For a review by José Fabbiani Ruíz of Pascual Navarro’s work, see “Exposición de Pascual Navarro (Fichero Crítico)” [doc. no. 1157920].
In 1945, the proposed reforms at the Academia de Artes Plásticas y Aplicadas in Venezuela caused controversy and debate in the national press. Arguments centered on the ideological and conceptual framework, both artistic and political, that were underlying the requested reforms from both government officials and the students of the institution. These debates exposed a clash among generations of artists in which discussions on “nationalism” and “Europeanism” reappeared, also having an impact on formalisms and avant-garde trends. The controversy regarding the function of the visual arts was in accord with the political moment the country was experiencing, which sought to break with the remains of the dictatorial regime—of General Isaías Medina Angarita (1941–45)—by discussing the foundations of the nascent democratic revolution.
Written by Pascual Navarro Velásquez (1923?85), the text presents various points in relation to the controversy created by the article published in the El Heraldo newspaper on November 11, 1945, under the title “Arte y Revolución” by writer and indigenous supporter Gilberto Antolínez. It should be noted that the discussion on Mexican mural art came later to Venezuela than to other Latin American countries, and so the debate on its value was happening at that moment in Venezuela.
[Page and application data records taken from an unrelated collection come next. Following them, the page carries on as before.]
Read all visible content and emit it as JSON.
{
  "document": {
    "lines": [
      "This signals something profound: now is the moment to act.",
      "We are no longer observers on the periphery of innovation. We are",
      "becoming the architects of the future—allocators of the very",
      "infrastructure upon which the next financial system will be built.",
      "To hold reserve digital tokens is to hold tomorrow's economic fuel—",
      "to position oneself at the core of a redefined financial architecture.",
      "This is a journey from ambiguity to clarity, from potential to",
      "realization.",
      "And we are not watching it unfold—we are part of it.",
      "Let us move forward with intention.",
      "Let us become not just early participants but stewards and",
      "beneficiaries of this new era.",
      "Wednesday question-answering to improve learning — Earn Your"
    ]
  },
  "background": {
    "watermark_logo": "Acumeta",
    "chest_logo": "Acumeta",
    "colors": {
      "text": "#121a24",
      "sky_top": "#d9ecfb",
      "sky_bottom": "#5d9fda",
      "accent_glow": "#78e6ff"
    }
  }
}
Consequently, it easily entered into the deliberations on the reforms that were taking place at the Academy, as a proposed model for instruction.